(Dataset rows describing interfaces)
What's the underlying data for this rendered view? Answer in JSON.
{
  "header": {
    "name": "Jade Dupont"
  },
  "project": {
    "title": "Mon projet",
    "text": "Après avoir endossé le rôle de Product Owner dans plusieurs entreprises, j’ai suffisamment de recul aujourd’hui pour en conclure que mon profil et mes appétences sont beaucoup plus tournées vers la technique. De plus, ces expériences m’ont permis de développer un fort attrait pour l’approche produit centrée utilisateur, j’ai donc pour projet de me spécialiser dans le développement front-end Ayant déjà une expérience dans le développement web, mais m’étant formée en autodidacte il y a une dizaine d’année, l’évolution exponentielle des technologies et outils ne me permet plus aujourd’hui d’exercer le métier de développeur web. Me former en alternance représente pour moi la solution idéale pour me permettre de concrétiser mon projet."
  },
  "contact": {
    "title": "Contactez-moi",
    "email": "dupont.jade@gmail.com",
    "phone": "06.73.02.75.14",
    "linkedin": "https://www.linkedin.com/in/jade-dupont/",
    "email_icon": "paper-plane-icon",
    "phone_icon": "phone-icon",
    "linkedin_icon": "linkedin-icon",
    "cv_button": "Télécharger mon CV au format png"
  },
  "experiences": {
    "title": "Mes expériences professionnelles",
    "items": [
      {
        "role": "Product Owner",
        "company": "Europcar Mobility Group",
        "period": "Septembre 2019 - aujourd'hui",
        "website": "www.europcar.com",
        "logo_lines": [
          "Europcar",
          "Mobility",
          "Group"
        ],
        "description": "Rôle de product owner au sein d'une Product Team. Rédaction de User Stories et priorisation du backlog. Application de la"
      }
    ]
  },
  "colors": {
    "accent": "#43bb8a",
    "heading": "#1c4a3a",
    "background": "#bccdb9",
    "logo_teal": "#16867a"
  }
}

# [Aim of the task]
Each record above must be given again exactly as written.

# [Final answer]
What's the underlying data for this rendered view? Answer in JSON.
{
  "header": {
    "name": "Jade Dupont"
  },
  "project": {
    "title": "Mon projet",
    "text": "Après avoir endossé le rôle de Product Owner dans plusieurs entreprises, j’ai suffisamment de recul aujourd’hui pour en conclure que mon profil et mes appétences sont beaucoup plus tournées vers la technique. De plus, ces expériences m’ont permis de développer un fort attrait pour l’approche produit centrée utilisateur, j’ai donc pour projet de me spécialiser dans le développement front-end Ayant déjà une expérience dans le développement web, mais m’étant formée en autodidacte il y a une dizaine d’année, l’évolution exponentielle des technologies et outils ne me permet plus aujourd’hui d’exercer le métier de développeur web. Me former en alternance représente pour moi la solution idéale pour me permettre de concrétiser mon projet."
  },
  "contact": {
    "title": "Contactez-moi",
    "email": "dupont.jade@gmail.com",
    "phone": "06.73.02.75.14",
    "linkedin": "https://www.linkedin.com/in/jade-dupont/",
    "email_icon": "paper-plane-icon",
    "phone_icon": "phone-icon",
    "linkedin_icon": "linkedin-icon",
    "cv_button": "Télécharger mon CV au format png"
  },
  "experiences": {
    "title": "Mes expériences professionnelles",
    "items": [
      {
        "role": "Product Owner",
        "company": "Europcar Mobility Group",
        "period": "Septembre 2019 - aujourd'hui",
        "website": "www.europcar.com",
        "logo_lines": [
          "Europcar",
          "Mobility",
          "Group"
        ],
        "description": "Rôle de product owner au sein d'une Product Team. Rédaction de User Stories et priorisation du backlog. Application de la"
      }
    ]
  },
  "colors": {
    "accent": "#43bb8a",
    "heading": "#1c4a3a",
    "background": "#bccdb9",
    "logo_teal": "#16867a"
  }
}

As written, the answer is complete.